Exercise instructions:
For the word "true", return each line of the data in which it occurs.

[Stored dataset items]
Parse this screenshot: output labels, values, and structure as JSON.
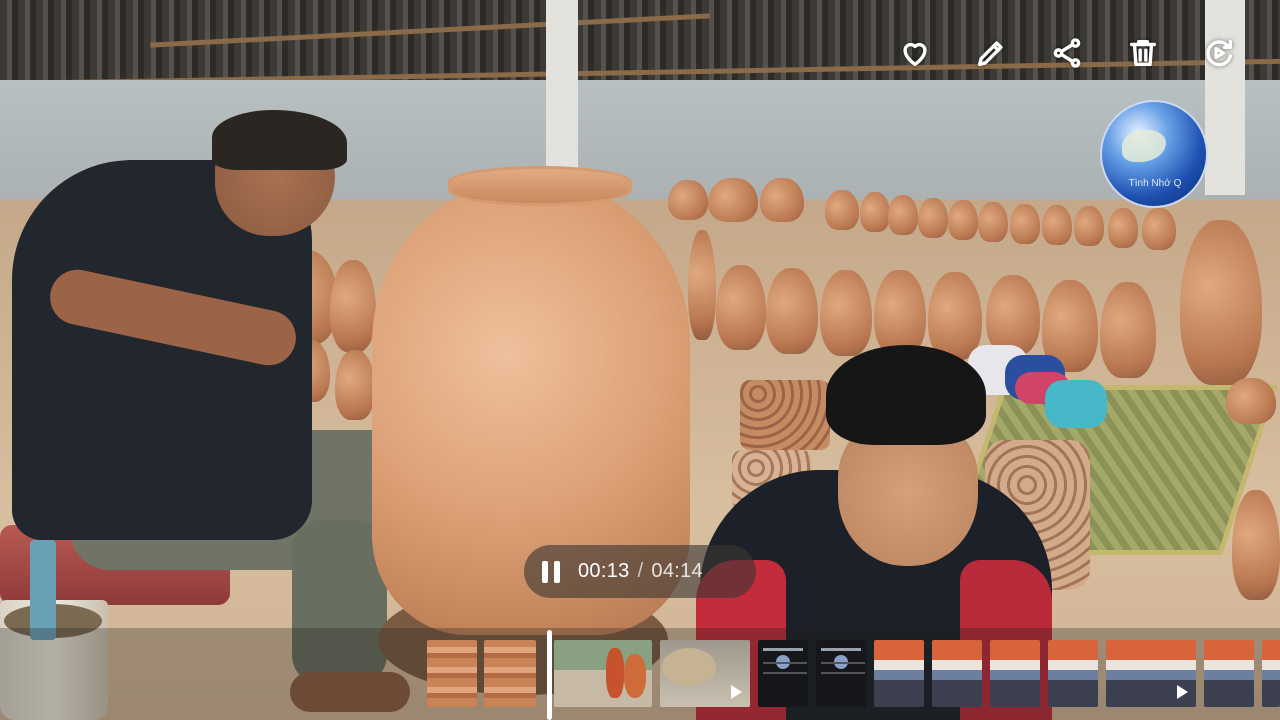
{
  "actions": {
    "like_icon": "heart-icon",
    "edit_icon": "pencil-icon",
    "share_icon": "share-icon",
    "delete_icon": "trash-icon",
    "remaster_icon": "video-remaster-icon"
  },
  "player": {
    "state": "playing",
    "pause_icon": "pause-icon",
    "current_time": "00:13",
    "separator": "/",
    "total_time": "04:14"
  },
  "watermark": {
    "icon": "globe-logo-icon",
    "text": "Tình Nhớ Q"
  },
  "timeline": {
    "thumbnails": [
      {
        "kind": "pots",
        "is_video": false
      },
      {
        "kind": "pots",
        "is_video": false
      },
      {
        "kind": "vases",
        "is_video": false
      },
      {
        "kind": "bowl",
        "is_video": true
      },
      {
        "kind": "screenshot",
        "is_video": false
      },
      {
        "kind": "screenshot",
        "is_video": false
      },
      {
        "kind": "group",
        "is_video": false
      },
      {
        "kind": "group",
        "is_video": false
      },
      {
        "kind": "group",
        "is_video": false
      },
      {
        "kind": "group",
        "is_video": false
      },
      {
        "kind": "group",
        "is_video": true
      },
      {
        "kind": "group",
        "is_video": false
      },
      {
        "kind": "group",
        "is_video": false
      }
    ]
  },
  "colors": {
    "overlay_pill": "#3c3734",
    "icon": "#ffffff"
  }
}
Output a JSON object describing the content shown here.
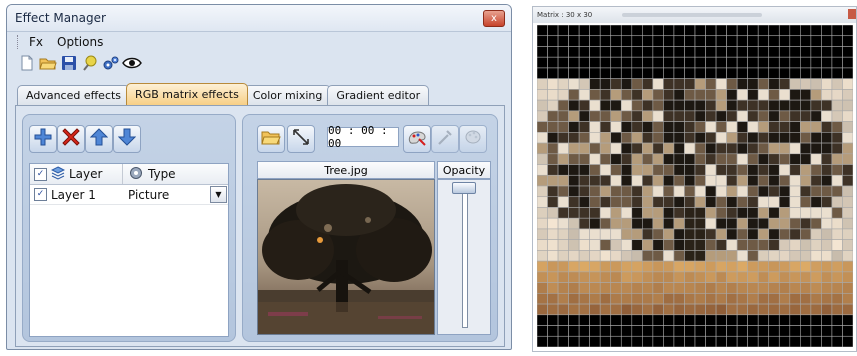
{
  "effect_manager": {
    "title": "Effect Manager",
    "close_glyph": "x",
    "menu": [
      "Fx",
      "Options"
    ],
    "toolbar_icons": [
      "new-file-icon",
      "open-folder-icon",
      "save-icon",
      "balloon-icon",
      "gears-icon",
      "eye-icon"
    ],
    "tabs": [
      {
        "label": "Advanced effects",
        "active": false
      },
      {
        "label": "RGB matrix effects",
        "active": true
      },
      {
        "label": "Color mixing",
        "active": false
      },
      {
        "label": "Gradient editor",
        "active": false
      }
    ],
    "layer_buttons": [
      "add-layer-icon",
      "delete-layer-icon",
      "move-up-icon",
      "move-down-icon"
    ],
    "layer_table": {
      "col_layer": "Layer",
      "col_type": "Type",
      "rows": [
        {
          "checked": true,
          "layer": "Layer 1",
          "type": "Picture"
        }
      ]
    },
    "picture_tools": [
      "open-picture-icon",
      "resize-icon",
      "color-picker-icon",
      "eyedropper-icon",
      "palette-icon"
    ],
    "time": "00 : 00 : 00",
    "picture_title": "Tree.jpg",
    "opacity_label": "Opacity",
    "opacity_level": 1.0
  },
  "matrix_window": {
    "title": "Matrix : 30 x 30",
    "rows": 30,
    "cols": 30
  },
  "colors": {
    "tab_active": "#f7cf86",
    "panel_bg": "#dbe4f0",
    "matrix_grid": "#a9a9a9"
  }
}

Output of the task:
        "is_video": true
        "is_video": true
        "active": true
          "checked": true,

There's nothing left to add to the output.